According to the art of mirroring, a person might like you if they look straight at you, their pupils dilate a little when they do, and they lean forward. However, a person isn’t attracted to you if they’re constantly looking at their clock or if their body posture denotes distance.
Keep in mind that these are approximate statements and every person is different, and so is their way of communicating. Maybe, just like you, the other person is modifying their body posture on purpose. Mainly, to purposely make you think they’re not into you because they’re nervous around the person they like.
Taking mirroring into account is important because it allows you to establish real assessments about what the other person might feel and not express verbally. This will allow you to communicate better with others.
All cited sources were thoroughly reviewed by our team to ensure their quality, reliability, currency, and validity. The bibliography of this article was considered reliable and of academic or scientific accuracy.

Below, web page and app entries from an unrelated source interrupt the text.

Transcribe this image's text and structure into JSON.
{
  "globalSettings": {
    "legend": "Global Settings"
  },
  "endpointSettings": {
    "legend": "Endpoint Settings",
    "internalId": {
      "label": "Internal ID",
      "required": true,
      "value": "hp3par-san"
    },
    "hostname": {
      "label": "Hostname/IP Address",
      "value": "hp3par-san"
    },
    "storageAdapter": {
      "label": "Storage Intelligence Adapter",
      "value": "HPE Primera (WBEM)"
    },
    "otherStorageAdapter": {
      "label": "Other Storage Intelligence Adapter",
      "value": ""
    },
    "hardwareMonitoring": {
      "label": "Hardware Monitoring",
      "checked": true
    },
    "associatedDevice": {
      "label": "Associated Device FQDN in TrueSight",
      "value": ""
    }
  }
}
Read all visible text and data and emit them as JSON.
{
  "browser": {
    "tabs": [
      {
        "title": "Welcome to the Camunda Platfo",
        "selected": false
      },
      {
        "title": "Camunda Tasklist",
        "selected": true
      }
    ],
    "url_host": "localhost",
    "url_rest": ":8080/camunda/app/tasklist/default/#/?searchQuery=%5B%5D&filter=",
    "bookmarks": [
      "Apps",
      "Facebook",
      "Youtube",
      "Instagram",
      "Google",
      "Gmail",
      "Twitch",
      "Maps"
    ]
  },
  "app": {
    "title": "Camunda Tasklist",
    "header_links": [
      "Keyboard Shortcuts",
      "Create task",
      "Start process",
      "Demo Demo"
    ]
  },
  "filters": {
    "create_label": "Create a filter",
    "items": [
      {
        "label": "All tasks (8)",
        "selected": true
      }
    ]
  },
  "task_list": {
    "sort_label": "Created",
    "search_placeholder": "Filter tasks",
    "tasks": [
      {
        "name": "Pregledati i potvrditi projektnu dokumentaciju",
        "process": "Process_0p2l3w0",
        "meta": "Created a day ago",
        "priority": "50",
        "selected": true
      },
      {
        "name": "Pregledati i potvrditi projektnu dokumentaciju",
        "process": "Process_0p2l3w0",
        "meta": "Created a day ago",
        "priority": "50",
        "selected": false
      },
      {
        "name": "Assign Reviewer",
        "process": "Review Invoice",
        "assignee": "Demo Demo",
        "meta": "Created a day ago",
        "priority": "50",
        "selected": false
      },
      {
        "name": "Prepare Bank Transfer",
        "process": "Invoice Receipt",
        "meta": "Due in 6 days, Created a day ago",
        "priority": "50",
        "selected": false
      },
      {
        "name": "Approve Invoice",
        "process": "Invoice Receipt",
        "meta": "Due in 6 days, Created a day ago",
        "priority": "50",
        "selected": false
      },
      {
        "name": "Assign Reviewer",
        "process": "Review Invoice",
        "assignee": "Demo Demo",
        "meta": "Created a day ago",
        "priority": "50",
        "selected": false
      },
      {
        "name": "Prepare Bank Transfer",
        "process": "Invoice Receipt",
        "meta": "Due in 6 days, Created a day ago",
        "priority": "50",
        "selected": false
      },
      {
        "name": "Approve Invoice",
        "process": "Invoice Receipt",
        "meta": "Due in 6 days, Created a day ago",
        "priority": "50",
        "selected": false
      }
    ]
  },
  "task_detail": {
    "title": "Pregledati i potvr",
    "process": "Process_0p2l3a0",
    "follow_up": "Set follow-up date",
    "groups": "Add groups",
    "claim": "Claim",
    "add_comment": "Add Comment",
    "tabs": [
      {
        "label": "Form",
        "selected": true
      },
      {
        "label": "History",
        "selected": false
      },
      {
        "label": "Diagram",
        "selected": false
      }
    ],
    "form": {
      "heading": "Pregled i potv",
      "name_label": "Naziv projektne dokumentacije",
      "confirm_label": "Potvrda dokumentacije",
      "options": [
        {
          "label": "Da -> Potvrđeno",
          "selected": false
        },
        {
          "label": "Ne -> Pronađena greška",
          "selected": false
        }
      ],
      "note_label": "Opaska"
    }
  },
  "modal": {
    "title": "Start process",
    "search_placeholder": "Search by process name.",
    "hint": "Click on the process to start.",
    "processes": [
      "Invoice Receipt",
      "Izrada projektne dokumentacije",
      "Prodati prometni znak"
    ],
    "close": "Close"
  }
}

- VV.AA.NONVERBAL BEHAVIOR AND NONVERBAL COMMUNICATION: WHAT DO CONVERSATIONAL HAND GESTURES TELL US?. http://www.columbia.edu/~rmk7/PDF/Adv.pdf